The next morning we knew that there was a general strike, and that everything might be shut down anyway, we slept late, ate breakfast at the hostel that pretty much looked like our dinner from the night before, and moved camp to a different hotel that had a larger room. After that we wandered around to take in the sights. The general strike was happening, and we did see a protest parade (we would see a couple of these again later in Buenos Aires), but generally it looked like most people took off work and went shopping. All the stores were open, and lots of people were walking around, eating ice cream.
Sadly, however, we came to the realization that Lana was getting sick, and that as much as David thought he was feeling better, he was still sick too. The good thing about Salta is that they take their siesta time very seriously, and everything shuts down between 2pm and 5-6pm. Even the dogs nap.
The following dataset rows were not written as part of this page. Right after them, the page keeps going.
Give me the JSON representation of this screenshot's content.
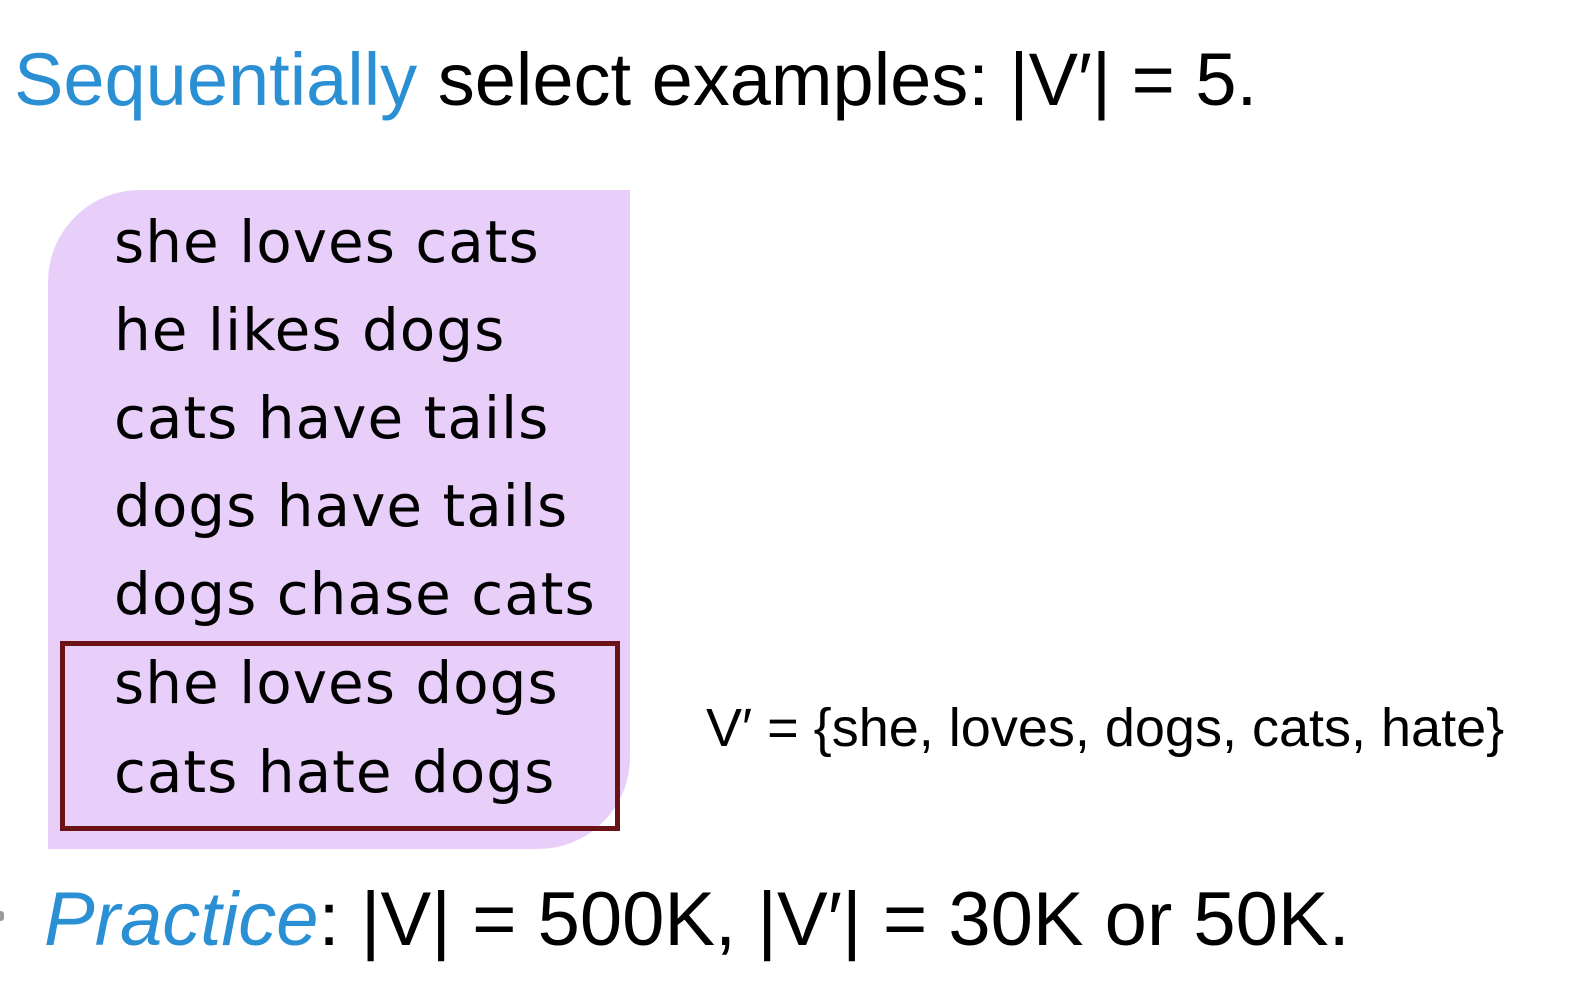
{
  "heading": {
    "accent_word": "Sequentially",
    "rest": " select examples: |V′| = 5."
  },
  "corpus": {
    "sentences": [
      "she loves cats",
      "he likes dogs",
      "cats have tails",
      "dogs have tails",
      "dogs chase cats",
      "she loves dogs",
      "cats hate dogs"
    ],
    "highlighted_indices": [
      5,
      6
    ]
  },
  "vocab_label": "V′ = {she, loves, dogs, cats, hate}",
  "practice": {
    "accent_word": "Practice",
    "rest": ": |V| = 500K, |V′| = 30K or 50K."
  },
  "colors": {
    "accent": "#2b8fd4",
    "box_fill": "#e8cffa",
    "frame": "#6b1216"
  }
}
So some large amount of time was spent napping in our hotel room and objecting to the fact that we weren’t seeing much of Salta. It was also during this time that we discovered something very, very sad. Get some tissues ready and take a seat. We accidentally left our bag of foodstuffs, including our very own special hand-made chocolates, on the train in Bolivia. I know, I know. We’re still in mourning.
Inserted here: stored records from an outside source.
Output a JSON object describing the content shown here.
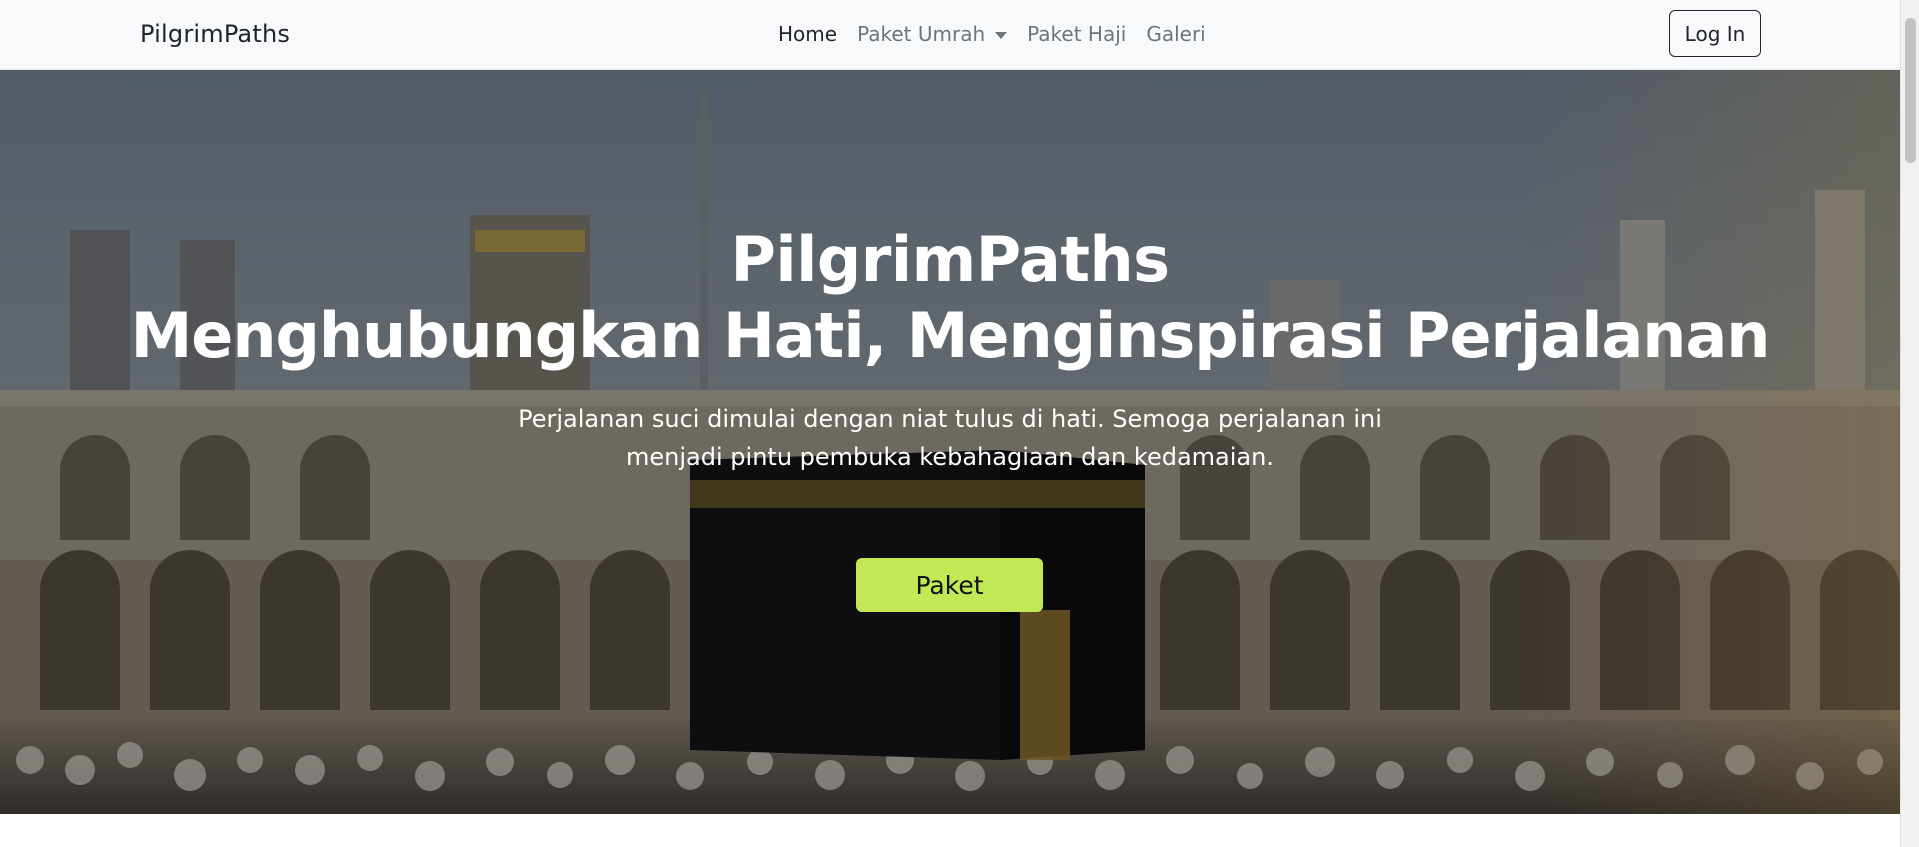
{
  "navbar": {
    "brand": "PilgrimPaths",
    "links": [
      {
        "label": "Home",
        "active": true
      },
      {
        "label": "Paket Umrah",
        "dropdown": true
      },
      {
        "label": "Paket Haji"
      },
      {
        "label": "Galeri"
      }
    ],
    "login_label": "Log In"
  },
  "hero": {
    "title": "PilgrimPaths",
    "subtitle": "Menghubungkan Hati, Menginspirasi Perjalanan",
    "description": "Perjalanan suci dimulai dengan niat tulus di hati. Semoga perjalanan ini menjadi pintu pembuka kebahagiaan dan kedamaian.",
    "button_label": "Paket",
    "button_color": "#c2e856"
  },
  "colors": {
    "navbar_bg": "#f8f9fa",
    "text_dark": "#212529",
    "text_muted": "#6c757d"
  },
  "icons": {
    "dropdown": "caret-down-icon"
  }
}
Eventually we pulled ourselves together and ventured out for some dinner, trying to adjust our clocks to places that don’t open for dinner until 8pm. We ended up at a parilla (pronounced Par-ee-sha), which is essentially an Argentinian grill restaurant. While some cuts of meat are cooked directly on a metal grill, the traditional asado method is to suspend an entire leg (or an entire animal, in the case of lamb or baby goat) at an angle over a wood fire for about 4 hours. The meat is only seasoned with salt. Our first introduction to how very much Argentinians like their carne (meat). They don’t stop at grilling their meat, either. One of the best things you can get as an appetizer is provoleta, aged provolone cheese grilled until both crispy and melty. Then they drizzle olive oil over it and deliver it on a plate that’s also been sitting on the grill, ensuring it stays melty for quite a while.
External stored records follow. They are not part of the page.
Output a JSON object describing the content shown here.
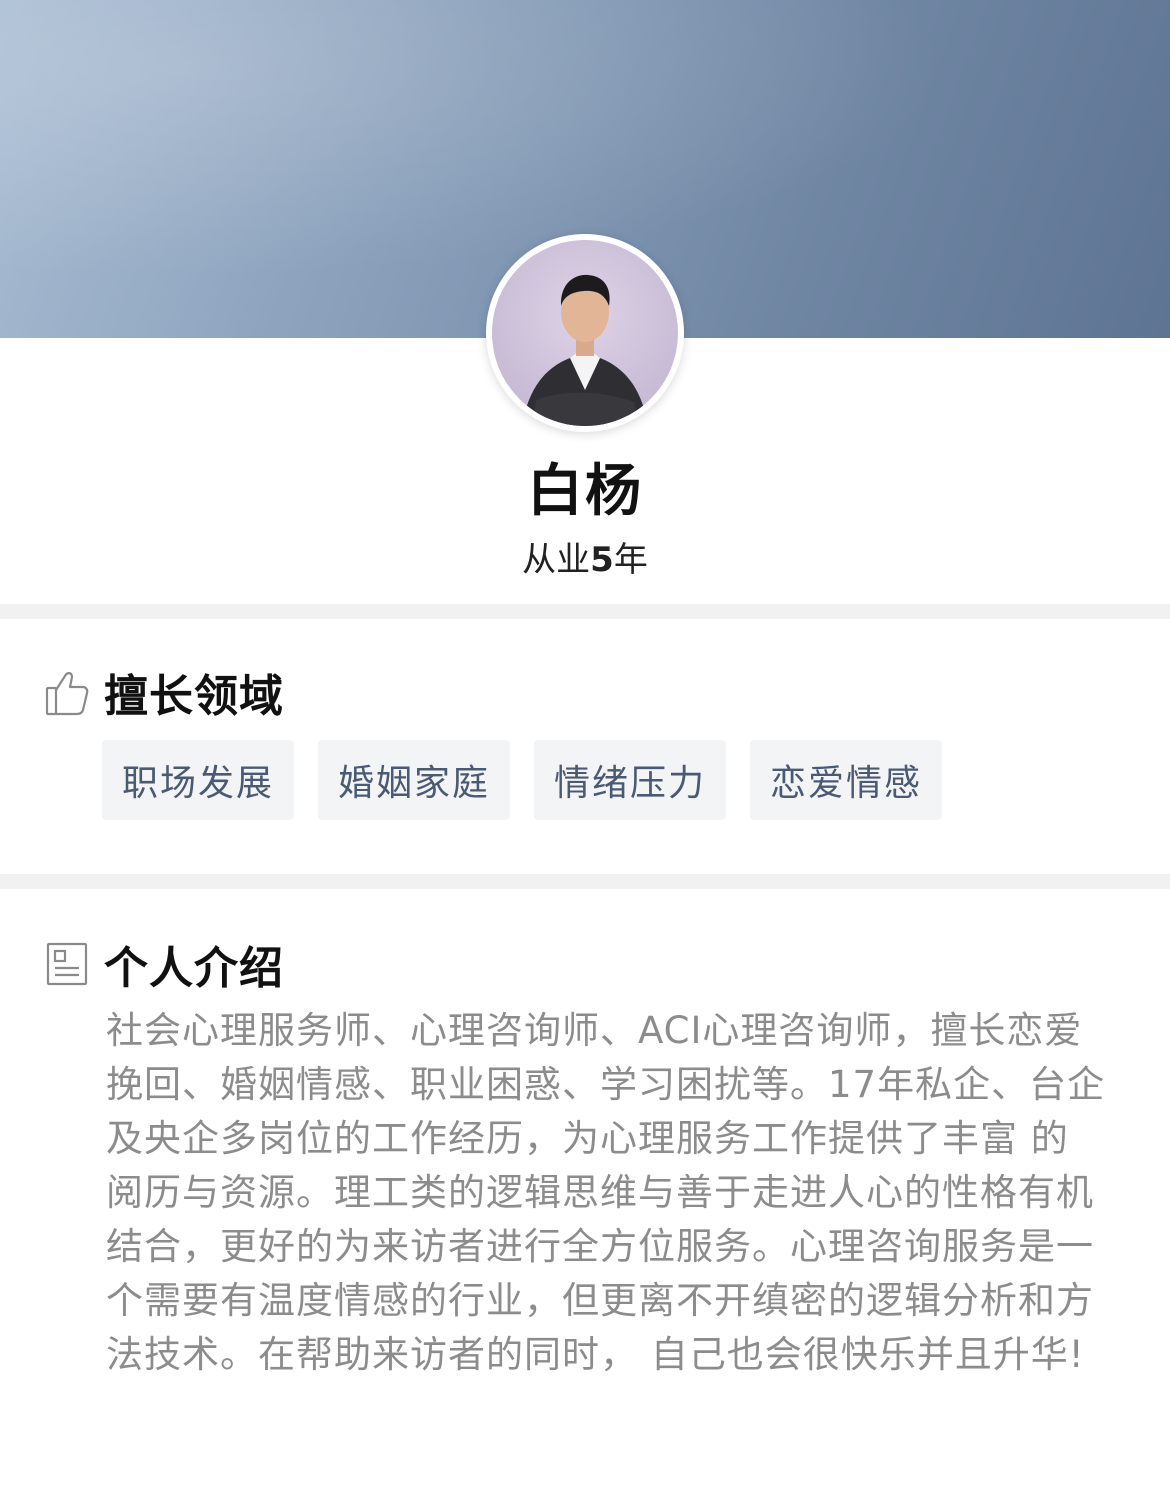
{
  "profile": {
    "name": "白杨",
    "years_prefix": "从业",
    "years_value": "5",
    "years_suffix": "年"
  },
  "expertise": {
    "title": "擅长领域",
    "icon": "thumbs-up-icon",
    "tags": [
      "职场发展",
      "婚姻家庭",
      "情绪压力",
      "恋爱情感"
    ]
  },
  "intro": {
    "title": "个人介绍",
    "icon": "document-icon",
    "text": "社会心理服务师、心理咨询师、ACI心理咨询师，擅长恋爱挽回、婚姻情感、职业困惑、学习困扰等。17年私企、台企及央企多岗位的工作经历，为心理服务工作提供了丰富 的阅历与资源。理工类的逻辑思维与善于走进人心的性格有机结合，更好的为来访者进行全方位服务。心理咨询服务是一个需要有温度情感的行业，但更离不开缜密的逻辑分析和方法技术。在帮助来访者的同时， 自己也会很快乐并且升华!"
  },
  "colors": {
    "banner_start": "#a9bdd3",
    "banner_end": "#5d7492",
    "tag_bg": "#f3f4f6",
    "tag_text": "#4a5a73",
    "intro_text": "#8c8c8c",
    "divider": "#f1f1f1"
  }
}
We were sick but we did our best—David had roasted goat, and I had the cheese and some empanadas. After dinner we wandered down to a local pharmacy to get some more tissues and ibuprofen and we marvelled at how quickly we had gone from a pharmacy where you had to ask for anything, from tissues to vitamin c, to be given to you from behind the counter, to a large, many aisled store with a large over-the-counter section. The contrasts between Bolivia and Argentina were the starkest for us in the grocery store and the pharmacy, though the bathrooms were also completely different: every single one has bidet. More useful, the sinks all have hot water taps, which is a very welcome change.
We got a good night’s sleep in a quiet hotel room, had a decent breakfast this morning at the hotel (more than just bread and jam! how luxurious!), and headed out to the airport to catch our flight to Buenos Aires, where we would spend the next eight (or as it turned out, ten) days.